Jason hasn’t had a drink in over five years. He attends 12-Step meetings and offers some pretty good advice at times. He even gets asked to share his story at recovery group meetings. On the outside, Jason looks like he’s got himself together. He has this whole sobriety thing down.
Meanwhile, at home and at work Jason is a completely different man. Sure, he’s sober, but just ask his coworkers and his wife to describe him and you’ll hear them say things like the following:
- “He’s not a very nice guy. He’s controlling, short-fused and egotistical. He walks around like he’s God’s gift to earth and doesn’t give a lick about anyone but himself.”
- “All he does is talk about himself. He lies. He does whatever it takes to get ahead.”
- “I don’t trust him as far as I can throw him.”
- “He’s emotionally absent. He won’t help me with the kids and God forbid I ask him to take the trash out.”
Why do you think this is? Why can Jason be looked upon so favorably at his 12-Step meetings but so miserably by others outside of them?
The Cold, Hard Truth About Abstinence

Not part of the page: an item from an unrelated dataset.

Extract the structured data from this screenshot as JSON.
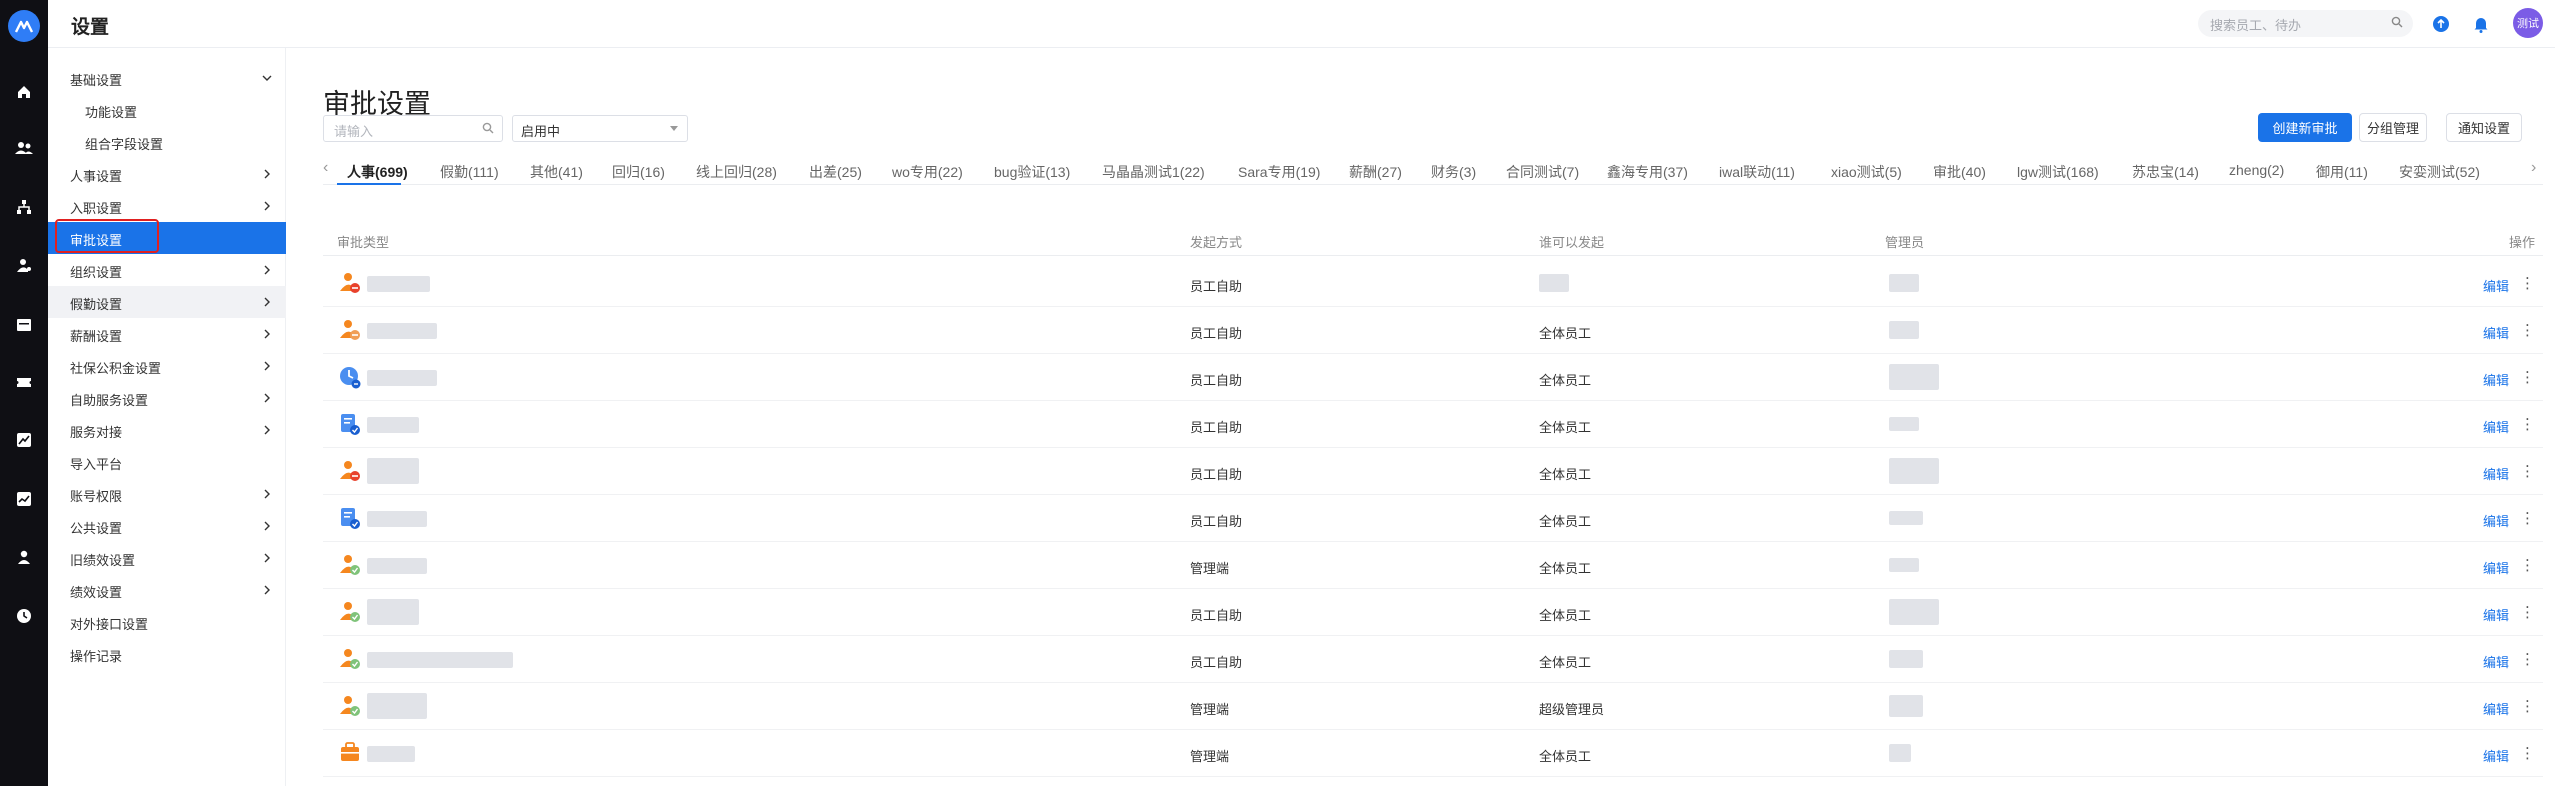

The answer to the question lies in the difference between abstinence and recovery. Abstinence means to no longer do something. In Jason’s case, this would be drinking. He put down the booze five years ago and he attends meetings regularly. However, he has yet to really embrace a life of “recovery.”
Recovery is more than simply putting down the drink or drug—rather, it’s embarking on an inner path of personal and spiritual growth. While abstinence is the necessary foundation for starting this journey, true recovery is taking time and actions toward grooming your mental, emotional and spiritual aspect of being.
Think of a flower, for instance. You start with a seed but in order for it to grow, you’ve got to plant it and water it regularly. To use this as a metaphor, abstinence is the seed, planting it is the decision to get on the path to recovery and the act of watering symbolizes taking actual action toward growth. In the end, the result in your life will be as rewarding and beautiful as a blooming rose.
The Journey to Recovery
If we go back to Jason’s story, we see that he never embraced inner change. He simply stopped drinking. Some people call that a “dry drunk.” Why? Because he refused to do “inner work.” He never took action to really make himself a better person. Instead, he simply played the part while at meetings. Recovery is much more than not picking up a drink. It’s even more than just attending a meeting. Recovery is applying techniques and tools to foster inner awareness and growth.
Here are just some of the ways you can do this:
- Contend with some of the root reasons why you have seething anger deep down inside.
- Commit to a season of counseling in order to dig deep for personal change.
- Get through life’s problems using healthy coping skills.
- “Recover” from anything in you that you’re not happy with (other addictions, depression, anxiety, rage, etc.)
- Humble yourself to reach out for help when you need it.
- Believe that you can become a better person and add value to humanity.
- Reach out to others who need help.
If you’re sober, take some time to really think about whether you’re “recovering” or not. Are you doing “the work” or simply abstaining from the drink? How would your coworkers, spouse, family members and friends describe you?
Recovery is a highly individualistic path and there are various avenues you can take to succeed. Some choose to attend 12-Step meetings, counseling sessions or seminars; others read books, take the spiritual route and so on. Why not see what works for you? And as you take steps towards your journey, remember that abstaining from drugs and alcohol is a wonderful thing, along with recovery.